>> make set-path! [foo bar baz] == foo/bar/baz:
Set-path! sets a "contextual reference" (word in a context, indexes slot in a series, or keyed reference in a series or map).
Set-path! is a member of the following typesets:
Set-path! values can be created at runtime by using a
make constructor or
You can create an empty set-path of a given size by supplying an integer value as an argument to
>> make set-path! 10 == : ==
>> to set-path! "foo bar baz" == foo/bar/baz:
3. Literal syntax
<set-path-literal> ::= <path-literal>: <path-literal> ::= <path-head>/<selector> <path-head> ::= <word-literal> | <path-literal> <selector> ::= <integer> | <word-literal> | :<word-literal> | <paren>
set-path: [set-word! some selector] selector: [#"/" [integer! | word! | get-word! | paren!]]
4. Evaluation Steps

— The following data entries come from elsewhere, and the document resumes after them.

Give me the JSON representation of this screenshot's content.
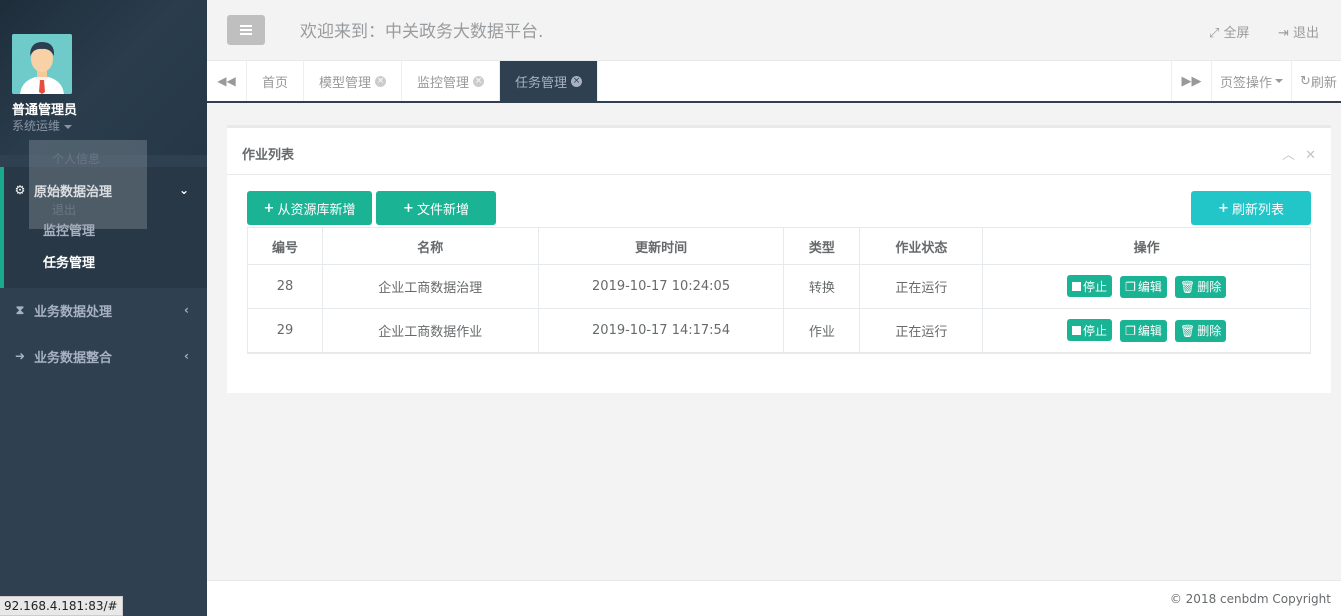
{
  "sidebar": {
    "user_name": "普通管理员",
    "user_role": "系统运维",
    "dropdown": [
      "个人信息",
      "退出"
    ],
    "menu": [
      {
        "label": "原始数据治理",
        "icon": "gears-icon",
        "arrow": "⌄"
      },
      {
        "label": "业务数据处理",
        "icon": "hourglass-icon",
        "arrow": "‹"
      },
      {
        "label": "业务数据整合",
        "icon": "sign-in-icon",
        "arrow": "‹"
      }
    ],
    "submenu": [
      "监控管理",
      "任务管理"
    ],
    "status_url": "92.168.4.181:83/#"
  },
  "header": {
    "welcome": "欢迎来到：中关政务大数据平台.",
    "fullscreen": "全屏",
    "logout": "退出"
  },
  "tabs": {
    "items": [
      "首页",
      "模型管理",
      "监控管理",
      "任务管理"
    ],
    "active": "任务管理",
    "page_ops": "页签操作",
    "refresh": "刷新"
  },
  "panel": {
    "title": "作业列表",
    "buttons": {
      "add_from_db": "从资源库新增",
      "add_file": "文件新增",
      "refresh_list": "刷新列表"
    },
    "columns": [
      "编号",
      "名称",
      "更新时间",
      "类型",
      "作业状态",
      "操作"
    ],
    "rows": [
      {
        "id": "28",
        "name": "企业工商数据治理",
        "updated": "2019-10-17 10:24:05",
        "type": "转换",
        "status": "正在运行"
      },
      {
        "id": "29",
        "name": "企业工商数据作业",
        "updated": "2019-10-17 14:17:54",
        "type": "作业",
        "status": "正在运行"
      }
    ],
    "actions": {
      "stop": "停止",
      "edit": "编辑",
      "delete": "删除"
    }
  },
  "footer": {
    "copyright": "© 2018 cenbdm Copyright"
  },
  "colors": {
    "sidebar": "#2f4050",
    "primary": "#1ab394",
    "info": "#23c6c8"
  }
}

A set-path! value follows the same evaluation rules as
path! until the selector is reached, at which point the selector is set to the value of the expression that follows it.
If there is no expression following the selector, or if the expression returns
unset, an error is raised.
5. Testing values
set-path? to check if a value is of the
>> set-path? first [foo/bar:] == true >> set-path? quote foo/bar: == true
type? to return the datatype of a given value.
>> type? first [foo/bar:] == set-path! >> type? quote foo/bar: == set-path!
6. Pre-defined words